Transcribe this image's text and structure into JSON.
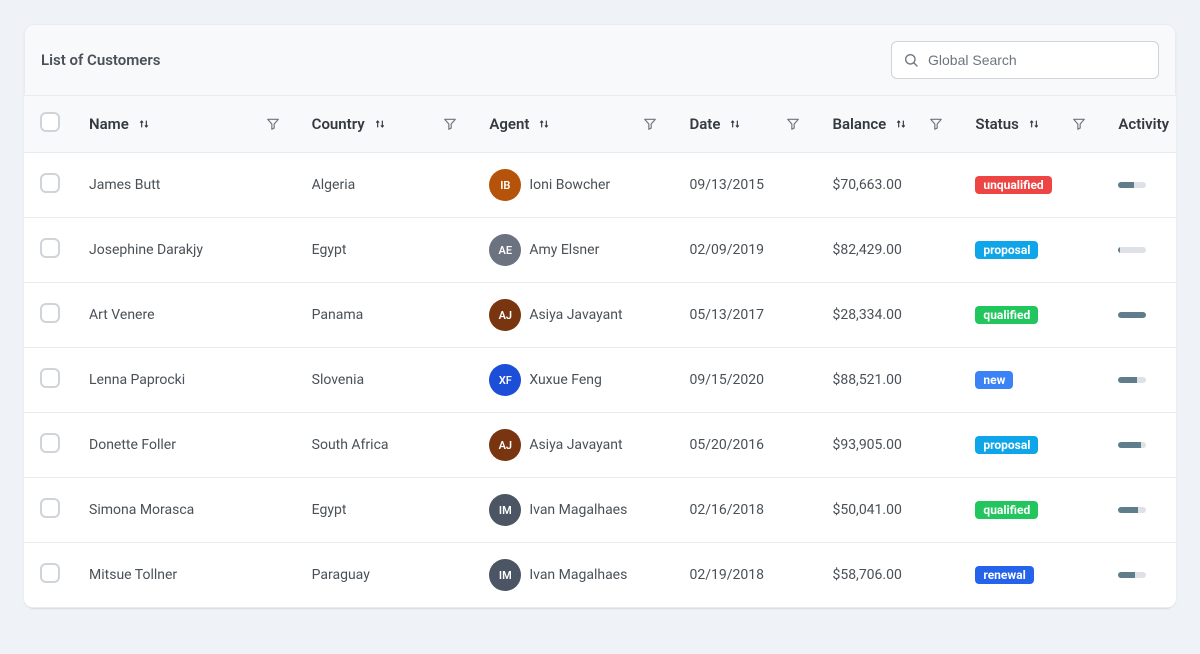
{
  "header": {
    "title": "List of Customers",
    "search_placeholder": "Global Search"
  },
  "columns": {
    "name": "Name",
    "country": "Country",
    "agent": "Agent",
    "date": "Date",
    "balance": "Balance",
    "status": "Status",
    "activity": "Activity"
  },
  "status_colors": {
    "unqualified": "#ef4444",
    "proposal": "#0ea5e9",
    "qualified": "#22c55e",
    "new": "#3b82f6",
    "renewal": "#2563eb"
  },
  "avatar_colors": {
    "Ioni Bowcher": "#b45309",
    "Amy Elsner": "#6b7280",
    "Asiya Javayant": "#78350f",
    "Xuxue Feng": "#1d4ed8",
    "Ivan Magalhaes": "#4b5563"
  },
  "rows": [
    {
      "name": "James Butt",
      "country": "Algeria",
      "agent": "Ioni Bowcher",
      "date": "09/13/2015",
      "balance": "$70,663.00",
      "status": "unqualified",
      "activity": 55
    },
    {
      "name": "Josephine Darakjy",
      "country": "Egypt",
      "agent": "Amy Elsner",
      "date": "02/09/2019",
      "balance": "$82,429.00",
      "status": "proposal",
      "activity": 5
    },
    {
      "name": "Art Venere",
      "country": "Panama",
      "agent": "Asiya Javayant",
      "date": "05/13/2017",
      "balance": "$28,334.00",
      "status": "qualified",
      "activity": 100
    },
    {
      "name": "Lenna Paprocki",
      "country": "Slovenia",
      "agent": "Xuxue Feng",
      "date": "09/15/2020",
      "balance": "$88,521.00",
      "status": "new",
      "activity": 65
    },
    {
      "name": "Donette Foller",
      "country": "South Africa",
      "agent": "Asiya Javayant",
      "date": "05/20/2016",
      "balance": "$93,905.00",
      "status": "proposal",
      "activity": 80
    },
    {
      "name": "Simona Morasca",
      "country": "Egypt",
      "agent": "Ivan Magalhaes",
      "date": "02/16/2018",
      "balance": "$50,041.00",
      "status": "qualified",
      "activity": 70
    },
    {
      "name": "Mitsue Tollner",
      "country": "Paraguay",
      "agent": "Ivan Magalhaes",
      "date": "02/19/2018",
      "balance": "$58,706.00",
      "status": "renewal",
      "activity": 60
    }
  ]
}
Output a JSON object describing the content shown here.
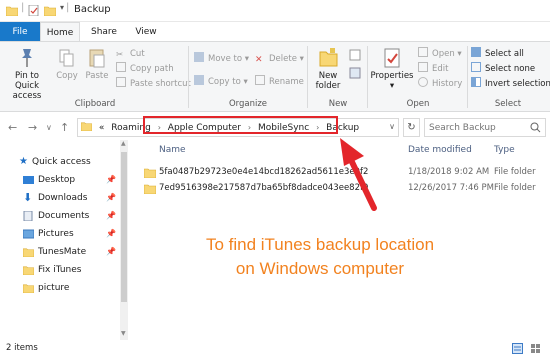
{
  "window": {
    "title": "Backup"
  },
  "tabs": [
    {
      "label": "File"
    },
    {
      "label": "Home"
    },
    {
      "label": "Share"
    },
    {
      "label": "View"
    }
  ],
  "ribbon": {
    "clipboard": {
      "pin_label_1": "Pin to Quick",
      "pin_label_2": "access",
      "copy": "Copy",
      "paste": "Paste",
      "cut": "Cut",
      "copy_path": "Copy path",
      "paste_shortcut": "Paste shortcut",
      "group": "Clipboard"
    },
    "organize": {
      "move_to": "Move to",
      "copy_to": "Copy to",
      "delete": "Delete",
      "rename": "Rename",
      "group": "Organize"
    },
    "new": {
      "new_folder_1": "New",
      "new_folder_2": "folder",
      "group": "New"
    },
    "open": {
      "properties": "Properties",
      "open": "Open",
      "edit": "Edit",
      "history": "History",
      "group": "Open"
    },
    "select": {
      "select_all": "Select all",
      "select_none": "Select none",
      "invert": "Invert selection",
      "group": "Select"
    }
  },
  "address": {
    "prefix": "«",
    "crumbs": [
      "Roaming",
      "Apple Computer",
      "MobileSync",
      "Backup"
    ],
    "search_placeholder": "Search Backup"
  },
  "sidebar": {
    "items": [
      {
        "label": "Quick access"
      },
      {
        "label": "Desktop"
      },
      {
        "label": "Downloads"
      },
      {
        "label": "Documents"
      },
      {
        "label": "Pictures"
      },
      {
        "label": "TunesMate"
      },
      {
        "label": "Fix iTunes"
      },
      {
        "label": "picture"
      }
    ]
  },
  "columns": {
    "name": "Name",
    "date": "Date modified",
    "type": "Type"
  },
  "files": [
    {
      "name": "5fa0487b29723e0e4e14bcd18262ad5611e3e9f2",
      "date": "1/18/2018 9:02 AM",
      "type": "File folder"
    },
    {
      "name": "7ed9516398e217587d7ba65bf8dadce043ee82f9",
      "date": "12/26/2017 7:46 PM",
      "type": "File folder"
    }
  ],
  "annotation": {
    "line1": "To find iTunes backup location",
    "line2": "on Windows computer",
    "color": "#f2821f"
  },
  "status": {
    "count": "2 items"
  },
  "colors": {
    "accent": "#1979ca",
    "highlight": "#e3262b",
    "folder": "#f8d775"
  }
}
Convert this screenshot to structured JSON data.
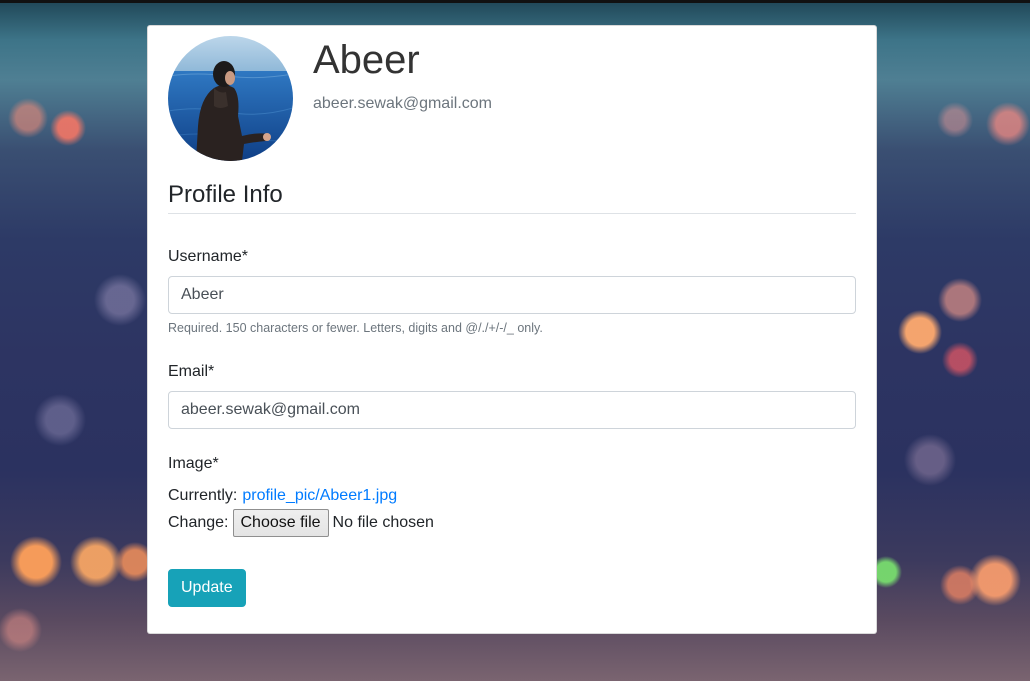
{
  "profile": {
    "name": "Abeer",
    "email": "abeer.sewak@gmail.com",
    "avatar_icon": "profile-photo"
  },
  "form": {
    "legend": "Profile Info",
    "username": {
      "label": "Username*",
      "value": "Abeer",
      "help": "Required. 150 characters or fewer. Letters, digits and @/./+/-/_ only."
    },
    "email": {
      "label": "Email*",
      "value": "abeer.sewak@gmail.com"
    },
    "image": {
      "label": "Image*",
      "currently_label": "Currently:",
      "current_file": "profile_pic/Abeer1.jpg",
      "change_label": "Change:",
      "choose_button": "Choose file",
      "no_file_text": "No file chosen"
    },
    "submit_label": "Update"
  },
  "colors": {
    "accent": "#17a2b8",
    "link": "#007bff",
    "muted": "#6c757d"
  }
}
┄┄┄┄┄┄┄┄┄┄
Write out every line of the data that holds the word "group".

      "group": "Clipboard"
      "group": "Organize"
      "group": "New"
      "group": "Open"
      "group": "Select"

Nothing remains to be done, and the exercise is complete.